When I started teaching a colleague gave a bit of advice to incoming instructors: think of at least one of your courses as a story unfolding. This is central to my approach and each year, although the syllabus indicates what we will be doing, the story has unexpected twists and turns based on what the students in the room bring to our discussions.
I often confess to my students and colleagues that Introduction to Social Work and Social Welfare is one of my favorite courses to teach—maybe it is because this particular course focuses on breadth versus depth (which resonates with my own broad interests and questions related to direct practice, human development, social policy and community organizing) but I also think it is the constellation of students: first year through seniors, potential majors, those rounding out a major in another discipline etc. This combination means that students bring a lot from their other classes to bear on the questions we consider in our class about the social welfare system in the United States and the current and historic role of social workers.
Last week our class grappled with the question: "Is the foster care system in the United States functioning or fractured?" Most everyone came with a provisional answer to this question based on personal experience or popular media representations. We worked to gather evidence that would help us engage this question more fully: narratives from those closest to the system (professionals, parents, children) and data on social and health outcomes for children and families. Of course we also had to examine this country's history of out of home placement which led us back to our discussions of Mary Ellen Wilson, Charles Loring Brace and the Orphan Train Movement, the establishment of the Children's Bureau and speeches delivered at the National Conference of Charities and Corrections in the latter part of the 19th century.
But the answer doesn't matter as much, for now—this is college and we have the privilege of thinking about what we know and the limits of our knowing without direct implications for people's lives.

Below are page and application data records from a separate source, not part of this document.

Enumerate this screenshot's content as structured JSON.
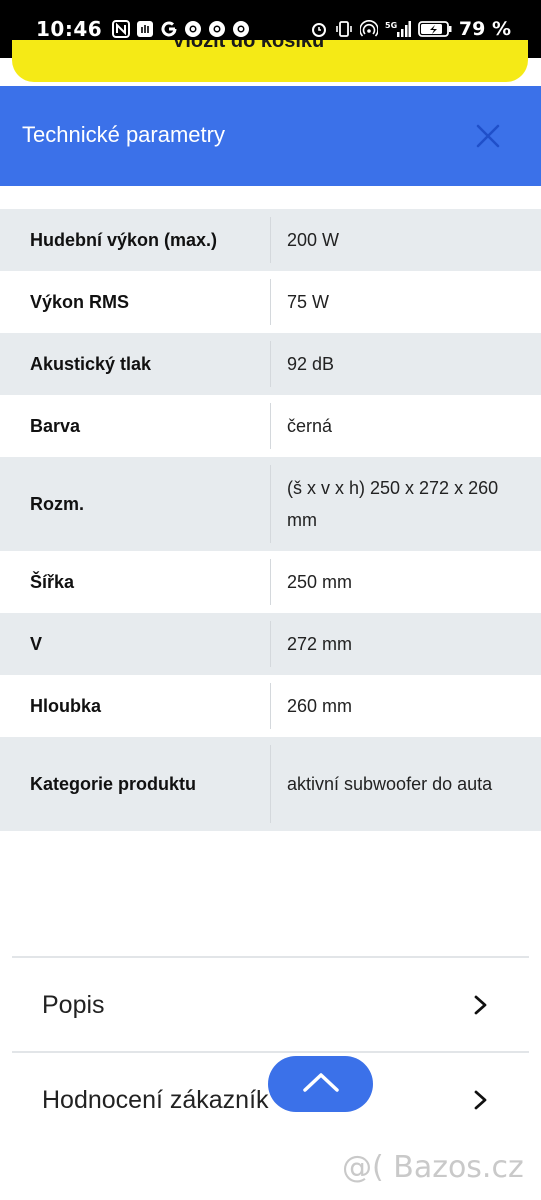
{
  "status_bar": {
    "time": "10:46",
    "network": "5G",
    "battery_percent": "79 %",
    "icons": [
      "nfc-icon",
      "hand-icon",
      "google-icon",
      "chrome-icon",
      "chrome-icon",
      "chrome-icon",
      "alarm-icon",
      "vibrate-icon",
      "hotspot-icon",
      "signal-icon",
      "battery-charging-icon"
    ]
  },
  "cart_button": {
    "label": "Vložit do košíku"
  },
  "panel": {
    "title": "Technické parametry"
  },
  "specs": [
    {
      "key": "Hudební výkon (max.)",
      "value": "200 W"
    },
    {
      "key": "Výkon RMS",
      "value": "75 W"
    },
    {
      "key": "Akustický tlak",
      "value": "92 dB"
    },
    {
      "key": "Barva",
      "value": "černá"
    },
    {
      "key": "Rozm.",
      "value": "(š x v x h) 250 x 272 x 260 mm"
    },
    {
      "key": "Šířka",
      "value": "250 mm"
    },
    {
      "key": "V",
      "value": "272 mm"
    },
    {
      "key": "Hloubka",
      "value": "260 mm"
    },
    {
      "key": "Kategorie produktu",
      "value": "aktivní subwoofer do auta"
    }
  ],
  "accordion": [
    {
      "label": "Popis"
    },
    {
      "label": "Hodnocení zákazník"
    }
  ],
  "watermark": "@( Bazos.cz",
  "colors": {
    "accent": "#3b71e9",
    "cart": "#f5ea16",
    "row_alt": "#e7ebee"
  }
}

Our job is to struggle with the question. However, we first have to know what the question actually is—is it just about foster care or is there a more fundamental question at stake?
Not to my surprise (I have followed the main story line several times), we were back to the question we started with at the beginning of the semester: "How do we respond to human need?" Undoubtedly this question overlaps with the enduring question of our first year Paideia program this fall: "What does it mean to be human?" and we are reminded that no single discipline can fully answer this question. Can we answer the question about how to respond to human need (in this case, the needs of children in foster care) without also grappling with the question of what it means to be human? Aren't the arguments for and against out of home placement connected to what we think it means to be able to develop to one's full potential and the conditions suitable for that development?
We use the tools and evidence we have access to right now to attempt to answer the question at hand. We examine our current and historical views on the "deserving" and "undeserving" and we grapple with moral and ethical dilemmas that force us to see the tensions between the safety of the child and the rights of the parents. We consider the implications of removal in tension with what we have learned about attachment and early childhood brain development from our colleagues in psychology and the sciences who provide empirical evidence in these areas. And in the end we find ourselves in what Parker Palmer refers to as the "tragic gap" between irrelevant idealism and corrosive cynicism as we realize the limits of what we know and how that shapes our answers to questions about direct practice.
Grappling with the questions on the surface as well as those that are deeply embedded from multiple perspectives is what college is about. We don't have to get it right, yet. However, someday these students will be in jobs where the answers to these questions will be reflected in the decisions they make that do bear on real people's lives.
I unabashedly admit that I love teaching in a pre-professional program at a liberal arts college. My colleagues are brilliant in their respective disciplines and skilled at seeing the connections between their areas of expertise and other disciplines on campus. It is a place where the vulnerability of not knowing is a strength, not a limitation. It is a place of intersection and possibility as we, along with our students, see the connections between our work and strive for a more integrated approach that weaves together our academic, civic, spiritual and social lives as the story unfolds. In the end this is what makes teaching and learning at Luther a transformative experience that prepares us for living lives of service for the common good.
Britt Rhodes has been a professor in the Social Work program since 2002, focusing on the topics of fundamentals and human behavior. In January Term, Professor Rhodes leads a course where students travel abroad to Northern Ireland and examine the difficult yet inspiring Northern Ireland peace process through the lives of its participants. Students explore the challenges and potential of grassroots peace building, with special attention to issues of identity, culture, and memory as challenges and the principles of forgiveness, mercy, justice, and peace as potential.